◆ What is needed
Which lines in the material below contain the word "icon"? Copy each of them.

◆ Excerpted records
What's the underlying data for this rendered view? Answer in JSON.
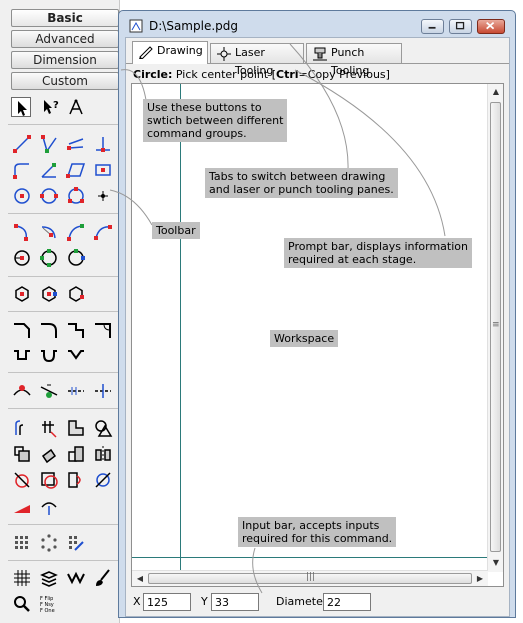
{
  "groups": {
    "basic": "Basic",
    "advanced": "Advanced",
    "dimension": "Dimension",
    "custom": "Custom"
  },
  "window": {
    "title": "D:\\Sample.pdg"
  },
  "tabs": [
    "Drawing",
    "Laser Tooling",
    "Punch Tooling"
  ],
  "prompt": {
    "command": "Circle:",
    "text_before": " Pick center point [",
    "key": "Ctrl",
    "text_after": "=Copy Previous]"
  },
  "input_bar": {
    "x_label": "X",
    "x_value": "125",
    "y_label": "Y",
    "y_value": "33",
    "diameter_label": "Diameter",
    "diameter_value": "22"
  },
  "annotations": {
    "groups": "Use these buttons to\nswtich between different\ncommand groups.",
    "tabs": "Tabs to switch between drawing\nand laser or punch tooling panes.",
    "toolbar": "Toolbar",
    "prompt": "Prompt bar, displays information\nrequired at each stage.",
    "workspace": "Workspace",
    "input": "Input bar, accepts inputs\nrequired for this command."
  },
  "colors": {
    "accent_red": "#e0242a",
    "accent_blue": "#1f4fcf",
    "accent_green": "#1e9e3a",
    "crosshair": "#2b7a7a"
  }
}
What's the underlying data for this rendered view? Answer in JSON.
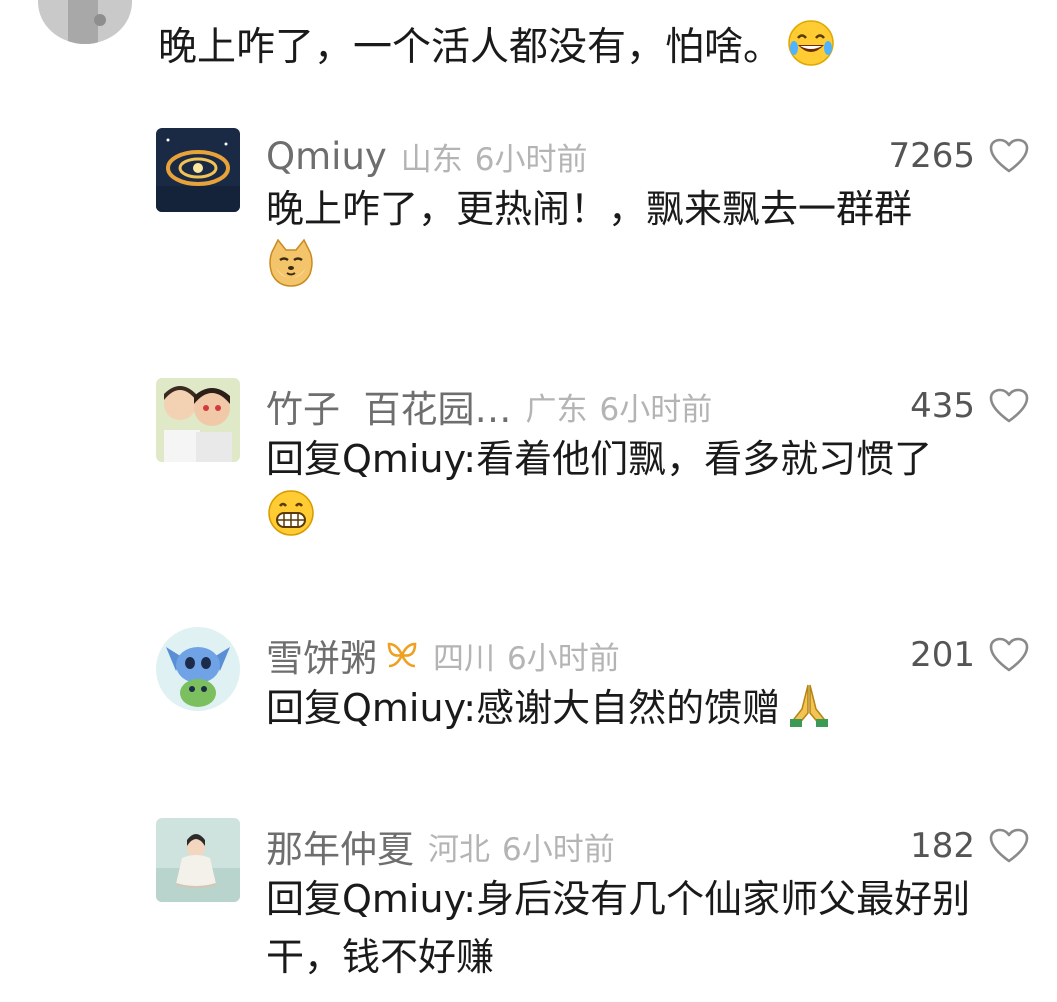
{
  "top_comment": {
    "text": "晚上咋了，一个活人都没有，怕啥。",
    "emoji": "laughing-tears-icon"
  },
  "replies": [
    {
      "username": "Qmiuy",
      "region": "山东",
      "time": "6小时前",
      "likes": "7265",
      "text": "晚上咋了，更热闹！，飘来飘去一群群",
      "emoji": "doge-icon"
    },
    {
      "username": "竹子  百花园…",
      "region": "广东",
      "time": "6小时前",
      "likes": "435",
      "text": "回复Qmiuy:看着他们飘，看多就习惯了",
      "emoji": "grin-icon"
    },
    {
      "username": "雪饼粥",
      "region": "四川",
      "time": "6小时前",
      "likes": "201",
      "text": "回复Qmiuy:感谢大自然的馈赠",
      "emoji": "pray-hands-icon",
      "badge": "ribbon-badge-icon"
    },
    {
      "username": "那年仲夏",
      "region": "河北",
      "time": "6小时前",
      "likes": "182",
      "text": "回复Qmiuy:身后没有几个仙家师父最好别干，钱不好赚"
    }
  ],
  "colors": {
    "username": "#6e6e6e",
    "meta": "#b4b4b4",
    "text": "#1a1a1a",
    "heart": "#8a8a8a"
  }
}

◆ Expected answer
    "emoji": "laughing-tears-icon"
      "emoji": "doge-icon"
      "emoji": "grin-icon"
      "emoji": "pray-hands-icon",
      "badge": "ribbon-badge-icon"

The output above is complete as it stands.